New Zealand Police v Vae'Au [2019] NZDC 15226

Published 02 December 2019

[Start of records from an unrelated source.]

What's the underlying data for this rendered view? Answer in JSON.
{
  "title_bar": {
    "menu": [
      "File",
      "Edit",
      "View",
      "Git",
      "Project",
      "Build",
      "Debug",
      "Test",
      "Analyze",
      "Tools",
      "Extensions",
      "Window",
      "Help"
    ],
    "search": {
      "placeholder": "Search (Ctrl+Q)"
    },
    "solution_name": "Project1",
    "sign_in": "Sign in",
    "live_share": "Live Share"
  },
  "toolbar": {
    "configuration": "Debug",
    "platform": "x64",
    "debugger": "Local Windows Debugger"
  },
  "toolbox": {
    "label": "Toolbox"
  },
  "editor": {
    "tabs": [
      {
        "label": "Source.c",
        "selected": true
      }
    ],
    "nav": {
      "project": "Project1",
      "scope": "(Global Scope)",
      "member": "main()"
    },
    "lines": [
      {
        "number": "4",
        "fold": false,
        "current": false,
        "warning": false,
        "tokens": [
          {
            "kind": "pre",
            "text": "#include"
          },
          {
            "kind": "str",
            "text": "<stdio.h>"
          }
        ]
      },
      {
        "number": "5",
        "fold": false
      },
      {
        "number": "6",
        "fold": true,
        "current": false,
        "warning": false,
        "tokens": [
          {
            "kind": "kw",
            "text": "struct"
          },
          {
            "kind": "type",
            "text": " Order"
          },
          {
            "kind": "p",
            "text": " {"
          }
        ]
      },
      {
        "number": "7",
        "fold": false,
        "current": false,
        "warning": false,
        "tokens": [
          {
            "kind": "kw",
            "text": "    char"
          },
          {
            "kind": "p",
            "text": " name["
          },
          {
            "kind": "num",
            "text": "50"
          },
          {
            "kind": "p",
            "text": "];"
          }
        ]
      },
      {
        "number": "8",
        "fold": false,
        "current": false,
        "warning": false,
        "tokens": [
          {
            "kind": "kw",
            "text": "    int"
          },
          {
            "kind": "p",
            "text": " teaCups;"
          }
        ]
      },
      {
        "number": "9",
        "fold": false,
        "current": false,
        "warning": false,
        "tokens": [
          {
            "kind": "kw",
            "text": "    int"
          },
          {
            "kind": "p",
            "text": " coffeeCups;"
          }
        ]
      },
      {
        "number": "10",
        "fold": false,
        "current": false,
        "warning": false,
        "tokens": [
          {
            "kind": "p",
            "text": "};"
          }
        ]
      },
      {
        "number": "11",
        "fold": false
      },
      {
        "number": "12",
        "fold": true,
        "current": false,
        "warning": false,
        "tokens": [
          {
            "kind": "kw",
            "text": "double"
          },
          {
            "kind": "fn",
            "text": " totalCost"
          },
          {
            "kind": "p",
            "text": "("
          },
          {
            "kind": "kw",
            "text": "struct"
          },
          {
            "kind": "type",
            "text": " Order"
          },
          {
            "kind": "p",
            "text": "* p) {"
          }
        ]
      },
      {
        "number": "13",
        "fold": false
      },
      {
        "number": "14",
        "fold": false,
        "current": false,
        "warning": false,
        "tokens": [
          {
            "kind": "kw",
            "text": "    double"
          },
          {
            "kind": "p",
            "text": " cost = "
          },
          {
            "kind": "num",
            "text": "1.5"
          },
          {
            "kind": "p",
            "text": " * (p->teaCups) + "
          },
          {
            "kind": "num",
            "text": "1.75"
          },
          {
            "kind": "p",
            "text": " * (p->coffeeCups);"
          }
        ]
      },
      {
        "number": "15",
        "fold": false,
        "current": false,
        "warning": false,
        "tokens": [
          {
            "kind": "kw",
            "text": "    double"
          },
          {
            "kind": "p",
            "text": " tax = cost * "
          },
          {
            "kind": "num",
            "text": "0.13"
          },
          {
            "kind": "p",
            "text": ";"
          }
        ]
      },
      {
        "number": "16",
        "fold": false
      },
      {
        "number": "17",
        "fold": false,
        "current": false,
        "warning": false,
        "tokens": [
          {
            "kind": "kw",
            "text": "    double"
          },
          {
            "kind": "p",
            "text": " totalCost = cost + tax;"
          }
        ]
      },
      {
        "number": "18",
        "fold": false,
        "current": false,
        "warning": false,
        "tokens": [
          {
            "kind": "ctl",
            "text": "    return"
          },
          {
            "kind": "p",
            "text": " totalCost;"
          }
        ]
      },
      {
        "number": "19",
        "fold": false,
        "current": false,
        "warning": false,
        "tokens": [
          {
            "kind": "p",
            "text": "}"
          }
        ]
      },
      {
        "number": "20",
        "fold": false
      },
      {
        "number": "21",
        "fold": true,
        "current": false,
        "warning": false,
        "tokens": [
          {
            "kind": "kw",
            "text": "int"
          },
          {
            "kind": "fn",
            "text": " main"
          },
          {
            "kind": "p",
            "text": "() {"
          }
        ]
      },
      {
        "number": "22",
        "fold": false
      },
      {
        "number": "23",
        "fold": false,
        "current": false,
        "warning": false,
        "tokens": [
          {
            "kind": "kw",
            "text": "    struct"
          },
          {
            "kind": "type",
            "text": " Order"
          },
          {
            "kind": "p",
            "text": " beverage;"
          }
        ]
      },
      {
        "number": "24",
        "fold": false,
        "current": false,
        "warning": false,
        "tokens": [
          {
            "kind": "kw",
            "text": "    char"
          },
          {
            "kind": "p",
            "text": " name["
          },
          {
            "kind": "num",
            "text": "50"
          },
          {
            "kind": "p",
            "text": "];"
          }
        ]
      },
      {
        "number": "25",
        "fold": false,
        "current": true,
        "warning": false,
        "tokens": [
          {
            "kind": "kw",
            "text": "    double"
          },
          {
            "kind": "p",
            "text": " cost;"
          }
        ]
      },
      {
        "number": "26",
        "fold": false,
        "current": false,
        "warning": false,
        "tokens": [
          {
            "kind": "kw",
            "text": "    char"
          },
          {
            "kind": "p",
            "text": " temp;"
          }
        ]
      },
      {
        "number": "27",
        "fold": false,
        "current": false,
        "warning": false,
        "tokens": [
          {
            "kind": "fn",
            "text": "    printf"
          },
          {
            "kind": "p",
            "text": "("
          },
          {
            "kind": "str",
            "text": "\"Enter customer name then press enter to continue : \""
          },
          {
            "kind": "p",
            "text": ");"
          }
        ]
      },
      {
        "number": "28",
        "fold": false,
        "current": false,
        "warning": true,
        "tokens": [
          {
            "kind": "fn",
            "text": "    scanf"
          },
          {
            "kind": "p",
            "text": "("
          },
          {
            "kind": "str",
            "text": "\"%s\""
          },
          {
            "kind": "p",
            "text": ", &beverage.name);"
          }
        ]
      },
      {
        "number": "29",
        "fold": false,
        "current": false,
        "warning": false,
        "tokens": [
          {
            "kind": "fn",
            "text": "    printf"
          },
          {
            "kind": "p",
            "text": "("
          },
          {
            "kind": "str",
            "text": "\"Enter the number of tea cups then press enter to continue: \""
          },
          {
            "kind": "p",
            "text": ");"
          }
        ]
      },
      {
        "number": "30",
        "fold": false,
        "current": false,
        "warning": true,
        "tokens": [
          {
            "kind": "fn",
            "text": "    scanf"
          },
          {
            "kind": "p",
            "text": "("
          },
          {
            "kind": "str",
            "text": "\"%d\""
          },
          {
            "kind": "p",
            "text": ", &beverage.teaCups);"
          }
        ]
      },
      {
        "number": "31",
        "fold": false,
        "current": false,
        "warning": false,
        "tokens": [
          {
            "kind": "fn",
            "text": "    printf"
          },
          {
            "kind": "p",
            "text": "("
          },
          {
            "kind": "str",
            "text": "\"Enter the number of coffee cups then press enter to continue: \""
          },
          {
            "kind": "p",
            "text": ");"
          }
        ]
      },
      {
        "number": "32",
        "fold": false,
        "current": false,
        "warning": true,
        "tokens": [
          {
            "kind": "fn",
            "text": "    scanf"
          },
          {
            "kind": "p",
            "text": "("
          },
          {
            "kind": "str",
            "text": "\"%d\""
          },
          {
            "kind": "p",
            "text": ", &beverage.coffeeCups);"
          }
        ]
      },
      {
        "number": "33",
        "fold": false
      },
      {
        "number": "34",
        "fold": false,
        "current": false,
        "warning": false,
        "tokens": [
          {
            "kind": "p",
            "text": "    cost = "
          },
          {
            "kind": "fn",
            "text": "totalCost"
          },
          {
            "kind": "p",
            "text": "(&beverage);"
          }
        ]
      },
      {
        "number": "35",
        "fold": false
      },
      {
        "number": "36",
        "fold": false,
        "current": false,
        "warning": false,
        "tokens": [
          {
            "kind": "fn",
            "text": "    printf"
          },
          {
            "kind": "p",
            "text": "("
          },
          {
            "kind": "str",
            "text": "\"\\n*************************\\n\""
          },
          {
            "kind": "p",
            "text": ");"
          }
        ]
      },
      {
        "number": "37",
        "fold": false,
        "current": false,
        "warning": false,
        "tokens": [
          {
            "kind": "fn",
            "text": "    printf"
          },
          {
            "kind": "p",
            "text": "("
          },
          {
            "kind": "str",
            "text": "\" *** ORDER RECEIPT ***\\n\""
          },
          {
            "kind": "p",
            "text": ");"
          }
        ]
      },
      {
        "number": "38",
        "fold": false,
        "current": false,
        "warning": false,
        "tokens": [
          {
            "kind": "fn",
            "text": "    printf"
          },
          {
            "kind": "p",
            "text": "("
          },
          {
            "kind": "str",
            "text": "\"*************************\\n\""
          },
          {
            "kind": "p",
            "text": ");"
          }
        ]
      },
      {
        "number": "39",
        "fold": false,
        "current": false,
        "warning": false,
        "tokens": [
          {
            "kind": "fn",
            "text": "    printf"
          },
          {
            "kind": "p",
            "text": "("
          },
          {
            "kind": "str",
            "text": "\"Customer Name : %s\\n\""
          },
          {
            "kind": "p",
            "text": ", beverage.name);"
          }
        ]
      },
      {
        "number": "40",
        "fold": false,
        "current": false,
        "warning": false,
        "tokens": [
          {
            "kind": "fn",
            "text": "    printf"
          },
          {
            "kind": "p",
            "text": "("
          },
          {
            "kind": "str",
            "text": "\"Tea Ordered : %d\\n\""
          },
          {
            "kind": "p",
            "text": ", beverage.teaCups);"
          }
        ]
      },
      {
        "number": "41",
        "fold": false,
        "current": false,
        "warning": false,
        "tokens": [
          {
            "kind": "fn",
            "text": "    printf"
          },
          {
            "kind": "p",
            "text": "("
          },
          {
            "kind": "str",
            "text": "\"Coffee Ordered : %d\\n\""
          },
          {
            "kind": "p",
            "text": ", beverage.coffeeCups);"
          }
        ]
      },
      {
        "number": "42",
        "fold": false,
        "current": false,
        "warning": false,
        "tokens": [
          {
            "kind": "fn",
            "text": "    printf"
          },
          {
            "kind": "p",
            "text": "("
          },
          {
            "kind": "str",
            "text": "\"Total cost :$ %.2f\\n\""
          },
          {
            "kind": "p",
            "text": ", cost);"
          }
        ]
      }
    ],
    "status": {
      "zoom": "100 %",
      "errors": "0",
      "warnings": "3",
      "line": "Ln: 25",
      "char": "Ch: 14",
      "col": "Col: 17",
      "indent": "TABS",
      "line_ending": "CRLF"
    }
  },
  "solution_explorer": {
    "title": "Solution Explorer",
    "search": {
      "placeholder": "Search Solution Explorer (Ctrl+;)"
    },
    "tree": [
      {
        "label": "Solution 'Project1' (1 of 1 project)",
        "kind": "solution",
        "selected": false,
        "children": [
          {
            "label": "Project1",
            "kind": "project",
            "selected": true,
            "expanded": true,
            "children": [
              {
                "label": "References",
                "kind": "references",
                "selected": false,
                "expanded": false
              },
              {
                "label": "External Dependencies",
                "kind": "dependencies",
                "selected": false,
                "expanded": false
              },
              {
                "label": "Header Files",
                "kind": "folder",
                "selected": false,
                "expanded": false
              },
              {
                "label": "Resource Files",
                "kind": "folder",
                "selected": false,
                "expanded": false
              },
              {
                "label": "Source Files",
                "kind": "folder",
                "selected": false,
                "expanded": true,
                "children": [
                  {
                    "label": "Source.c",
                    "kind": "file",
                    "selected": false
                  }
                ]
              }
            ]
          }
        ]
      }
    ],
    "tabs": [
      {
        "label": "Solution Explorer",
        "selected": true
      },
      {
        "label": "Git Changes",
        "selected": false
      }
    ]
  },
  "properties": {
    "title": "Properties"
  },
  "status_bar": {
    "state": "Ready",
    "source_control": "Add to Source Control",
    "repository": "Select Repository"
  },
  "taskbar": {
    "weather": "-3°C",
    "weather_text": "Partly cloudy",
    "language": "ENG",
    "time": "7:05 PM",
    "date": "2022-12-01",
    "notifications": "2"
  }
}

Sentencing — strangulation — intentionally impeding the normal breathing of victim by applying pressure on throat and neck — breach of protection order — physically abusing protected person — remaining in building without consent — breach of supervision order — assault on person in family relationship — Kimiora v R [2015] NZHC 1940 — EWB v Police [2012] NZHC 225 — Hunia v Police [2013] NZHC 333 — Police v Ackland [2019] NZDC 4208. The defendant appeared for sentence after pleading guilty to one charge each of intentionally impeding the normal breathing of the victim by applying pressure on her throat and neck, breaching a protection order by physically abusing the protected person, breaching a protection order by remaining in a building occupied by the protected person without her consent, assault on a person in a family relationship and breaching a sentence of supervision by associating with a person he was directed not to associate with. The Judge noted strangulation was a new offence with a maximum penalty of seven years' imprisonment. The victim was the defendant's partner. A protection order had been made in relation to previous offending against the victim and he had also been directed not to associate with her. An argument began while they were at the victim's house, and the defendant refused to leave when asked and headbutted her. She went outside to let things cool off but when she returned the defendant grabbed her by the throat until she was unable to breathe or speak. Aggravating features of the offending were the protection order, the relationship between the defendant and the victim which elevated the breach of trust and the victim's vulnerability, the presence of a child during the offending, the attack to the victim's head shortly before the strangulation and the injuries suffered by the victim. With reference to case law the Judge adopted a starting sentence of two years six months' imprisonment. A three month uplift was given for the defendant's nine previous convictions for violent offending (one of which related to the same victim). An uplift of one month was given as the defendant offended while on a sentence of supervision. A four month reduction was given for the defendant's remorse and willingness to attend restorative justice. A 25 per cent reduction was then given for his guilty plea, resulting in a final sentence of 22 months and two weeks. The Judge would have considered converting this to home detention, but the defendant did not have an appropriate address. Leave was given to apply for home detention should an address become available. Six months of release conditions were also to apply following the sentence expiry date. Judgment Date: 5 August 2019.